— YOUR TASK —
Each of the entries below is to be written out exactly, and the images skipped.

━━━ RECORD EXCERPTS ━━━

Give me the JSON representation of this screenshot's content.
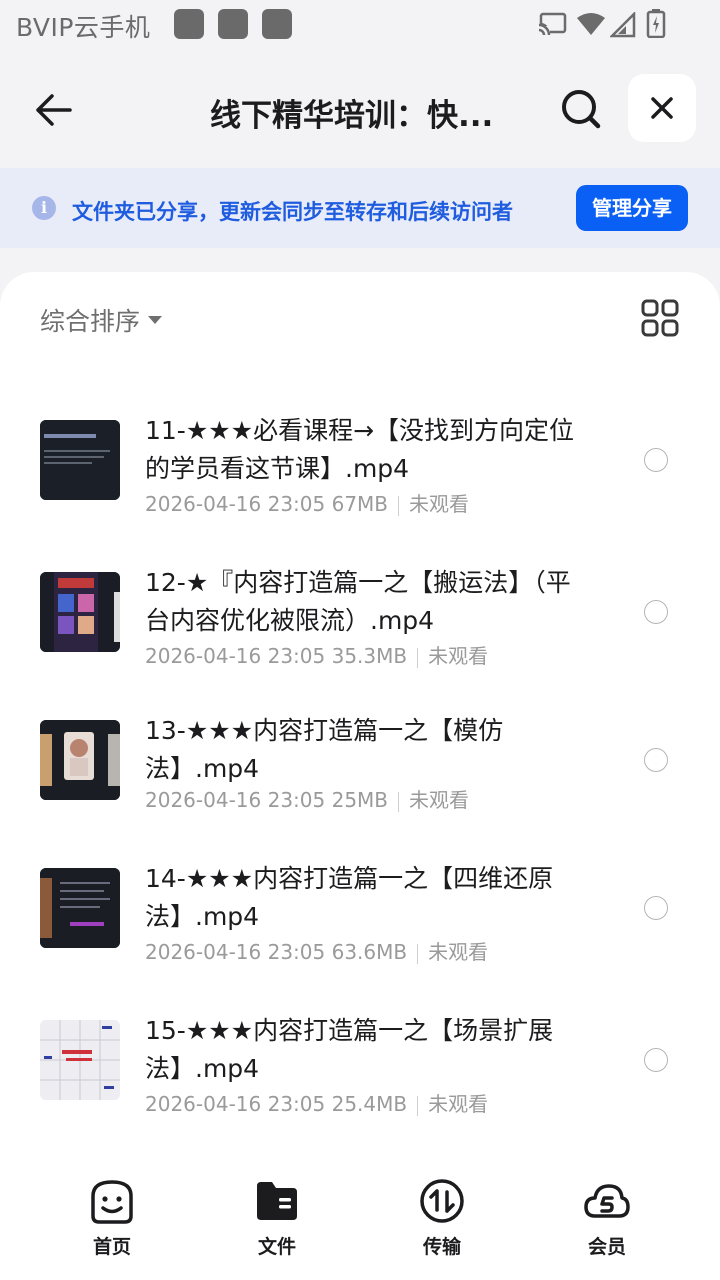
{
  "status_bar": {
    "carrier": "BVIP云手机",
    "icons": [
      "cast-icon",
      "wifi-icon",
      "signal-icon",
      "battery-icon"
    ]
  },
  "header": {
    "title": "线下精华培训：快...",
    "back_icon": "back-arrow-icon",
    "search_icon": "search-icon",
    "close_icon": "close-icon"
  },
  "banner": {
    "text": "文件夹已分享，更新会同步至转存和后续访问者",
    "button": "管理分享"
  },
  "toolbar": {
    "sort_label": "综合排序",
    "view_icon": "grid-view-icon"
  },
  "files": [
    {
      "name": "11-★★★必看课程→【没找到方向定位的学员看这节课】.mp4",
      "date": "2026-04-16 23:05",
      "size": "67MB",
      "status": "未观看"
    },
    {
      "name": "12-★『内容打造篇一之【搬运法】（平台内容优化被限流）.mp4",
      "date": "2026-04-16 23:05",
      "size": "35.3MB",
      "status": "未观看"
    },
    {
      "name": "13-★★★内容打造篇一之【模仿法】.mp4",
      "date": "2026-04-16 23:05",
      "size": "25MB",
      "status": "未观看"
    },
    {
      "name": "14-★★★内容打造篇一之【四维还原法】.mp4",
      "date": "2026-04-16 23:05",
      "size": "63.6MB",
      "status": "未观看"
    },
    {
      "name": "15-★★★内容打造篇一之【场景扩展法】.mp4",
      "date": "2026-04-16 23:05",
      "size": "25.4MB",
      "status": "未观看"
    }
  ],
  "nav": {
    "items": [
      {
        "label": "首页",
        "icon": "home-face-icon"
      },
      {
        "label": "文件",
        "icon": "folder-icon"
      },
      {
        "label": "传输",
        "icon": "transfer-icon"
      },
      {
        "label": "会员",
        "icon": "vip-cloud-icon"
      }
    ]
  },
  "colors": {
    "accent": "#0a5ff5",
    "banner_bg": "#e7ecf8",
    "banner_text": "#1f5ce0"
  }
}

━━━

— TASK RESULT —
Give me the JSON representation of this screenshot's content.
{
  "status_bar": {
    "carrier": "BVIP云手机",
    "icons": [
      "cast-icon",
      "wifi-icon",
      "signal-icon",
      "battery-icon"
    ]
  },
  "header": {
    "title": "线下精华培训：快...",
    "back_icon": "back-arrow-icon",
    "search_icon": "search-icon",
    "close_icon": "close-icon"
  },
  "banner": {
    "text": "文件夹已分享，更新会同步至转存和后续访问者",
    "button": "管理分享"
  },
  "toolbar": {
    "sort_label": "综合排序",
    "view_icon": "grid-view-icon"
  },
  "files": [
    {
      "name": "11-★★★必看课程→【没找到方向定位的学员看这节课】.mp4",
      "date": "2026-04-16 23:05",
      "size": "67MB",
      "status": "未观看"
    },
    {
      "name": "12-★『内容打造篇一之【搬运法】（平台内容优化被限流）.mp4",
      "date": "2026-04-16 23:05",
      "size": "35.3MB",
      "status": "未观看"
    },
    {
      "name": "13-★★★内容打造篇一之【模仿法】.mp4",
      "date": "2026-04-16 23:05",
      "size": "25MB",
      "status": "未观看"
    },
    {
      "name": "14-★★★内容打造篇一之【四维还原法】.mp4",
      "date": "2026-04-16 23:05",
      "size": "63.6MB",
      "status": "未观看"
    },
    {
      "name": "15-★★★内容打造篇一之【场景扩展法】.mp4",
      "date": "2026-04-16 23:05",
      "size": "25.4MB",
      "status": "未观看"
    }
  ],
  "nav": {
    "items": [
      {
        "label": "首页",
        "icon": "home-face-icon"
      },
      {
        "label": "文件",
        "icon": "folder-icon"
      },
      {
        "label": "传输",
        "icon": "transfer-icon"
      },
      {
        "label": "会员",
        "icon": "vip-cloud-icon"
      }
    ]
  },
  "colors": {
    "accent": "#0a5ff5",
    "banner_bg": "#e7ecf8",
    "banner_text": "#1f5ce0"
  }
}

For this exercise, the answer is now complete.